Some historical insight from CN Traveler:
"Sometime in the 1970s Penang became justly famous for its beaches, and as a result, a great number of resorts and hotels now clutter its shores. But it was the old city, Georgetown, with its fabulous mix of ethnic and national names, that drew me in. It has all the fragrant foreign density of an Asian city but without the overpowering press that can sometimes have one going back to hide in an air-conditioned room. If the waterfront hotels are mostly in the gruesome international style, in the city one can find, as in very few other places, gorgeous streets of old south Chinese shophouses, distinguished here by those five-foot-wide colonnades ("five-foot ways") that Stamford Raffles ruled should provide shade and shelter from the monsoon, as well as an impressive array of south Indian Muslim buildings (mosques, shrines, domestic structures) and mansions reflecting an energetic and charming eclecticism."

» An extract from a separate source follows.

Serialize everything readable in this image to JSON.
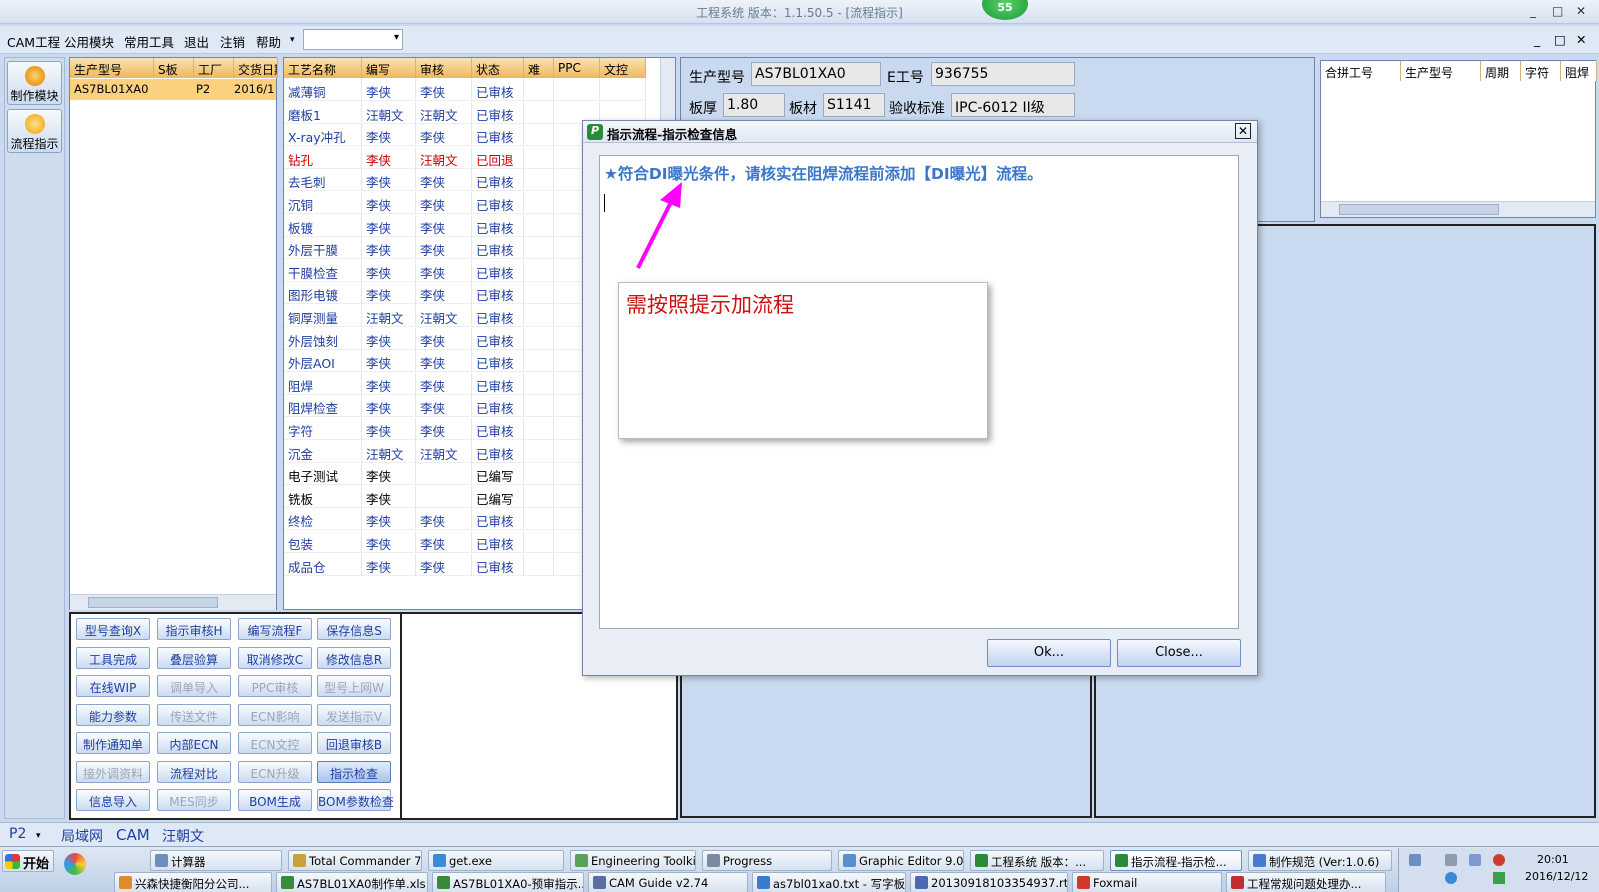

Alas, Penang beaches are no more due to rampant overdevelopment, erosian and pollution. Most tourists don't even stop there any more -- if they want beaches they would probably go to Langkawi. Not surprisingly, CN recommends The Eastern & Oriental Hotel - one of these days we might be able to afford it. For an overview of our most recent hotel stay in Penang, see here.